Monday, 15 August 2011

Spain - Exciting times

Posted by Giles Burke-Gaffney, Buying Director

I completed my annual 5 day 1000k+ road trip to Spain recently to taste the newly released wines, mostly 2008, with a sneak preview of what delights 2009 and 2010 have to offer, aswell. Apart from leaving me sick to the back teeth of my hire car, the trip made me feel incredibly upbeat about Spain's credentials as a source of high quality wine. The country is still suffering from terrible economic turmoil but its broad group of fine wine producers should be well placed to shift their emphasis from a faltering home market to export. It is incredibly rare for wine-producing countries to be known for producing both top quality and great value wines, usually a place is labelled as one or the other. Spain, however, carries off both to remarkably great effect. This is due to a generation of rigorous growers who are re-discovering their traditions, saving indigenous grape varieties and making wine with passion and attention to detail.

Whilst producers within Rioja continue to raise their qualitative bar to even greater heights, with growers such as the Egurens of Sierra Cantabria focusing their efforts on single vineyards of the low-yielding Tempranillo Peludo clone, Spain can increasingly offer more than just Rioja - be it Garnacha and Carinena from Priorat; Tinta del Toro from Toro; Old vine Verdejo from southern Rueda; Tinto Fino from Ribera del Duero; or top notch Albarino or Godello from Rias Baixas. Additionally there are now an increasing number of re-envigorated wine regions offering great wines that offer as good a "bang for buck" as anywhere in the world, places such as Jumilla, Manchuela, Yecla and Campo de Borja. However for me the most interesting new place that my recent forays unearthed was a Catalan wine region an hour south of Priorat called Terra Alta. A high altitude of 400 metres above sea, proximity to the Mediterranean, wonderful chalk limestone and sand soils (a cross-section of which is pictured above) and some old vines, all make for first class wine. Even better it is still a relative unknown on export markets and in trying to carve itself a global reputation, Terra Alta offers excellent value, too. The only shame is that the region relies on a very small group of quality producers, most of the land still being dominated by small growers selling to the cooperative.

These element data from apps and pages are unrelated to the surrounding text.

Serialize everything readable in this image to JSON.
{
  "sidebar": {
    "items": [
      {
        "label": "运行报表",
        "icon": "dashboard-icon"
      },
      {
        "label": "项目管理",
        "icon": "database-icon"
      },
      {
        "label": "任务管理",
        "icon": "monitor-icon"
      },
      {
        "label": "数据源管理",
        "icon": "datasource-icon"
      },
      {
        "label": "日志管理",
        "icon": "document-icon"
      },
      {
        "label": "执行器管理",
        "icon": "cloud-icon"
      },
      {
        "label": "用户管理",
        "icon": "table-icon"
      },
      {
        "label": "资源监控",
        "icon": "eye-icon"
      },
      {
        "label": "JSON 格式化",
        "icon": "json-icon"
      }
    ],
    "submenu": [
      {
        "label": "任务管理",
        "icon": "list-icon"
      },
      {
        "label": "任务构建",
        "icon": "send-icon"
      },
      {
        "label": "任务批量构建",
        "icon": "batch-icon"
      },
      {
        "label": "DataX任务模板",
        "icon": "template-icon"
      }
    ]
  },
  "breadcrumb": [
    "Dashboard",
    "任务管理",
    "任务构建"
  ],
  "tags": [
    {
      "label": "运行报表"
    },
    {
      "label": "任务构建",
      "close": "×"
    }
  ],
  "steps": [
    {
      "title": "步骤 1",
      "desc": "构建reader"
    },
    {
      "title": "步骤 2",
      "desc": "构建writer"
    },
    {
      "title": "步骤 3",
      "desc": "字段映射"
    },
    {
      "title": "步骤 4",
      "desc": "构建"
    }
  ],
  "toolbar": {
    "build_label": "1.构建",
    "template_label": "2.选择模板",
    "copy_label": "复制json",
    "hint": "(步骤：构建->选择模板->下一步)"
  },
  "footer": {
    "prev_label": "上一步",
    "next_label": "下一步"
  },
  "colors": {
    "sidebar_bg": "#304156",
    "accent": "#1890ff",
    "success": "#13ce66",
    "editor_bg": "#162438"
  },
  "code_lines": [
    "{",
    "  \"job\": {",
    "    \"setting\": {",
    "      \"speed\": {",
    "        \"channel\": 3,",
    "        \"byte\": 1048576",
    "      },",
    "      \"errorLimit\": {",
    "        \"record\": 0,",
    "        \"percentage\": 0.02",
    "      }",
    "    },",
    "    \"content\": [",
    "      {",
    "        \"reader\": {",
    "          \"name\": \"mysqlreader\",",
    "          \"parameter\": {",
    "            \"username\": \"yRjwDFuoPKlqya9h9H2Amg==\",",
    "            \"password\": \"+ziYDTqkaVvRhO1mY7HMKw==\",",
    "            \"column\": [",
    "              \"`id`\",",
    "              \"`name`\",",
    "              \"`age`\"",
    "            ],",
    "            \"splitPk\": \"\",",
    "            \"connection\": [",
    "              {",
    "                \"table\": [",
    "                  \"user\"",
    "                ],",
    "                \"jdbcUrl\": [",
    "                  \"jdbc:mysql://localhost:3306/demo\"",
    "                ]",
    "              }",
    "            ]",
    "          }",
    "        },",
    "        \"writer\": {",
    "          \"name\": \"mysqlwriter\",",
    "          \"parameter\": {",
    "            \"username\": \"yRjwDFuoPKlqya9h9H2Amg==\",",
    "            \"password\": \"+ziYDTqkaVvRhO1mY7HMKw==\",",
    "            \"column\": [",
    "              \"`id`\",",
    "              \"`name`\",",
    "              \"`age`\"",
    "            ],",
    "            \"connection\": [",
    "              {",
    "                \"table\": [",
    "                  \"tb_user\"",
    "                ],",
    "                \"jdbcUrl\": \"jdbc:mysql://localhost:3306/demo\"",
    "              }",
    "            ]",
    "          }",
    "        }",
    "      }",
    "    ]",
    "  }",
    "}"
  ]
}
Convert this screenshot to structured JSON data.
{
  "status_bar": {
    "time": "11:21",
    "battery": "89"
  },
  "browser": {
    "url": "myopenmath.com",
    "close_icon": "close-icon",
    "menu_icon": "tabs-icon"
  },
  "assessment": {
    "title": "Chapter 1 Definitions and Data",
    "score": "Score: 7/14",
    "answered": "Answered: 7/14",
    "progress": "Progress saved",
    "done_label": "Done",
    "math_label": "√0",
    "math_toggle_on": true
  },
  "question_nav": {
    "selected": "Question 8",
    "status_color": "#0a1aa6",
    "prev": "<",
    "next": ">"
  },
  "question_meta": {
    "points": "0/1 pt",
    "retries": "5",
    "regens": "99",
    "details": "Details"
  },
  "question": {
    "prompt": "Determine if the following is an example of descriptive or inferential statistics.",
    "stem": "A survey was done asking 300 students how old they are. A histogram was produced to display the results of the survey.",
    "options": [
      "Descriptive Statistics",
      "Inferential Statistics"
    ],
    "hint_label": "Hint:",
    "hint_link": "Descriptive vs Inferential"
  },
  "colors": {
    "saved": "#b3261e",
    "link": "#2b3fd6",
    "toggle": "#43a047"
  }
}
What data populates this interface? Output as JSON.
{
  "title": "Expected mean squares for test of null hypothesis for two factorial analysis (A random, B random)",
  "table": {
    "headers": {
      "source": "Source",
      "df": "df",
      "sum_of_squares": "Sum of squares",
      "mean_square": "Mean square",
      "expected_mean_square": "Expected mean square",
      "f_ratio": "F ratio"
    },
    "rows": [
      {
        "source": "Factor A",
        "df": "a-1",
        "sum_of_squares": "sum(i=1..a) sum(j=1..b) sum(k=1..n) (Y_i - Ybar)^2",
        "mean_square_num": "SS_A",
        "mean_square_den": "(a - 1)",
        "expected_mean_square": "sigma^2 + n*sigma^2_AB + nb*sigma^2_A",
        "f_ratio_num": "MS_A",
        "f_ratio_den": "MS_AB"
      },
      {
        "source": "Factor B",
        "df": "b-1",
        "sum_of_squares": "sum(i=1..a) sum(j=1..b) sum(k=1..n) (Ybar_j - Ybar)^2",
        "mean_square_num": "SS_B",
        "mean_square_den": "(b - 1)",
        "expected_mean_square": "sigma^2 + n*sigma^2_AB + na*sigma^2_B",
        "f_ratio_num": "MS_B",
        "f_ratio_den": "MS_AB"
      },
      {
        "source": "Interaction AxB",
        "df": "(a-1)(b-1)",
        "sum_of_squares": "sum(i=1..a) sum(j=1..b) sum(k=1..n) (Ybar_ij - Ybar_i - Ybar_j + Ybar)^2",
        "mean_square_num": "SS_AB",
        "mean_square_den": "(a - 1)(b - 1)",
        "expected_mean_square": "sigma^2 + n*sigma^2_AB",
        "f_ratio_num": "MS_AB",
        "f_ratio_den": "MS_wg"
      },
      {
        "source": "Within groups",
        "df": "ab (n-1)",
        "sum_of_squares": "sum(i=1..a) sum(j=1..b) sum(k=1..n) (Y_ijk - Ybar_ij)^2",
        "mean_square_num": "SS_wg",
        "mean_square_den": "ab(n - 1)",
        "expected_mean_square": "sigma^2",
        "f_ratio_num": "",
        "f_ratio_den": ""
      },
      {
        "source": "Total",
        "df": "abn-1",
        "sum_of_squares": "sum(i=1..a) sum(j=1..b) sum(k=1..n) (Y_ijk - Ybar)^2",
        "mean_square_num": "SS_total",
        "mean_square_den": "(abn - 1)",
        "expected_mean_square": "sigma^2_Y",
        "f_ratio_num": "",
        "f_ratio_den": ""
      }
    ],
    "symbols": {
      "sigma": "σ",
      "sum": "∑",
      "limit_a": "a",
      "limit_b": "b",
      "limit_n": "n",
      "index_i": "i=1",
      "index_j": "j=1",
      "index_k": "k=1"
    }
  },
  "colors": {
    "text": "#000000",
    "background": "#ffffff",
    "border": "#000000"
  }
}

So to the Country's wine-producing merits of quality and value, you can add diversity. Vinously, at least, these are exciting times for Spain. It feels like there is still so much more to come.